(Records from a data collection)

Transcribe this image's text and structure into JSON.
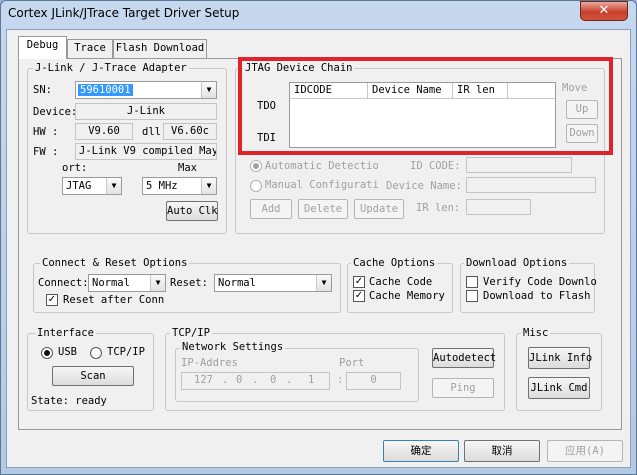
{
  "window": {
    "title": "Cortex JLink/JTrace Target Driver Setup",
    "close_glyph": "✕"
  },
  "tabs": [
    {
      "label": "Debug",
      "active": true
    },
    {
      "label": "Trace",
      "active": false
    },
    {
      "label": "Flash Download",
      "active": false
    }
  ],
  "adapter": {
    "title": "J-Link / J-Trace Adapter",
    "sn_label": "SN:",
    "sn_value": "59610001",
    "device_label": "Device:",
    "device_value": "J-Link",
    "hw_label": "HW :",
    "hw_value": "V9.60",
    "dll_label": "dll",
    "dll_value": "V6.60c",
    "fw_label": "FW :",
    "fw_value": "J-Link V9 compiled May",
    "port_label": "ort:",
    "port_value": "JTAG",
    "max_label": "Max",
    "max_value": "5 MHz",
    "auto_clk_label": "Auto Clk"
  },
  "jtag": {
    "title": "JTAG Device Chain",
    "tdo_label": "TDO",
    "tdi_label": "TDI",
    "columns": [
      "IDCODE",
      "Device Name",
      "IR len"
    ],
    "move_label": "Move",
    "up_label": "Up",
    "down_label": "Down",
    "auto_detect_label": "Automatic Detectio",
    "manual_config_label": "Manual Configurati",
    "id_code_label": "ID CODE:",
    "device_name_label": "Device Name:",
    "ir_len_label": "IR len:",
    "add_label": "Add",
    "delete_label": "Delete",
    "update_label": "Update"
  },
  "connect": {
    "title": "Connect & Reset Options",
    "connect_label": "Connect:",
    "connect_value": "Normal",
    "reset_label": "Reset:",
    "reset_value": "Normal",
    "reset_after_label": "Reset after Conn",
    "reset_after_checked": true
  },
  "cache": {
    "title": "Cache Options",
    "code_label": "Cache Code",
    "code_checked": true,
    "memory_label": "Cache Memory",
    "memory_checked": true
  },
  "download": {
    "title": "Download Options",
    "verify_label": "Verify Code Downlo",
    "verify_checked": false,
    "flash_label": "Download to Flash",
    "flash_checked": false
  },
  "interface": {
    "title": "Interface",
    "usb_label": "USB",
    "tcpip_label": "TCP/IP",
    "scan_label": "Scan",
    "state_label": "State: ready"
  },
  "tcpip": {
    "title": "TCP/IP",
    "network_title": "Network Settings",
    "ip_label": "IP-Addres",
    "ip_octets": [
      "127",
      "0",
      "0",
      "1"
    ],
    "port_label": "Port",
    "port_value": "0",
    "autodetect_label": "Autodetect",
    "ping_label": "Ping"
  },
  "misc": {
    "title": "Misc",
    "jlink_info_label": "JLink Info",
    "jlink_cmd_label": "JLink Cmd"
  },
  "footer": {
    "ok_label": "确定",
    "cancel_label": "取消",
    "apply_label": "应用(A)"
  },
  "colors": {
    "highlight": "#e0232b",
    "selection": "#3399ff"
  }
}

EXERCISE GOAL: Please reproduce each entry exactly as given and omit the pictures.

PROBLEM SOLUTION:
Transcribe this image's text and structure into JSON.
{
  "window": {
    "title": "Cortex JLink/JTrace Target Driver Setup",
    "close_glyph": "✕"
  },
  "tabs": [
    {
      "label": "Debug",
      "active": true
    },
    {
      "label": "Trace",
      "active": false
    },
    {
      "label": "Flash Download",
      "active": false
    }
  ],
  "adapter": {
    "title": "J-Link / J-Trace Adapter",
    "sn_label": "SN:",
    "sn_value": "59610001",
    "device_label": "Device:",
    "device_value": "J-Link",
    "hw_label": "HW :",
    "hw_value": "V9.60",
    "dll_label": "dll",
    "dll_value": "V6.60c",
    "fw_label": "FW :",
    "fw_value": "J-Link V9 compiled May",
    "port_label": "ort:",
    "port_value": "JTAG",
    "max_label": "Max",
    "max_value": "5 MHz",
    "auto_clk_label": "Auto Clk"
  },
  "jtag": {
    "title": "JTAG Device Chain",
    "tdo_label": "TDO",
    "tdi_label": "TDI",
    "columns": [
      "IDCODE",
      "Device Name",
      "IR len"
    ],
    "move_label": "Move",
    "up_label": "Up",
    "down_label": "Down",
    "auto_detect_label": "Automatic Detectio",
    "manual_config_label": "Manual Configurati",
    "id_code_label": "ID CODE:",
    "device_name_label": "Device Name:",
    "ir_len_label": "IR len:",
    "add_label": "Add",
    "delete_label": "Delete",
    "update_label": "Update"
  },
  "connect": {
    "title": "Connect & Reset Options",
    "connect_label": "Connect:",
    "connect_value": "Normal",
    "reset_label": "Reset:",
    "reset_value": "Normal",
    "reset_after_label": "Reset after Conn",
    "reset_after_checked": true
  },
  "cache": {
    "title": "Cache Options",
    "code_label": "Cache Code",
    "code_checked": true,
    "memory_label": "Cache Memory",
    "memory_checked": true
  },
  "download": {
    "title": "Download Options",
    "verify_label": "Verify Code Downlo",
    "verify_checked": false,
    "flash_label": "Download to Flash",
    "flash_checked": false
  },
  "interface": {
    "title": "Interface",
    "usb_label": "USB",
    "tcpip_label": "TCP/IP",
    "scan_label": "Scan",
    "state_label": "State: ready"
  },
  "tcpip": {
    "title": "TCP/IP",
    "network_title": "Network Settings",
    "ip_label": "IP-Addres",
    "ip_octets": [
      "127",
      "0",
      "0",
      "1"
    ],
    "port_label": "Port",
    "port_value": "0",
    "autodetect_label": "Autodetect",
    "ping_label": "Ping"
  },
  "misc": {
    "title": "Misc",
    "jlink_info_label": "JLink Info",
    "jlink_cmd_label": "JLink Cmd"
  },
  "footer": {
    "ok_label": "确定",
    "cancel_label": "取消",
    "apply_label": "应用(A)"
  },
  "colors": {
    "highlight": "#e0232b",
    "selection": "#3399ff"
  }
}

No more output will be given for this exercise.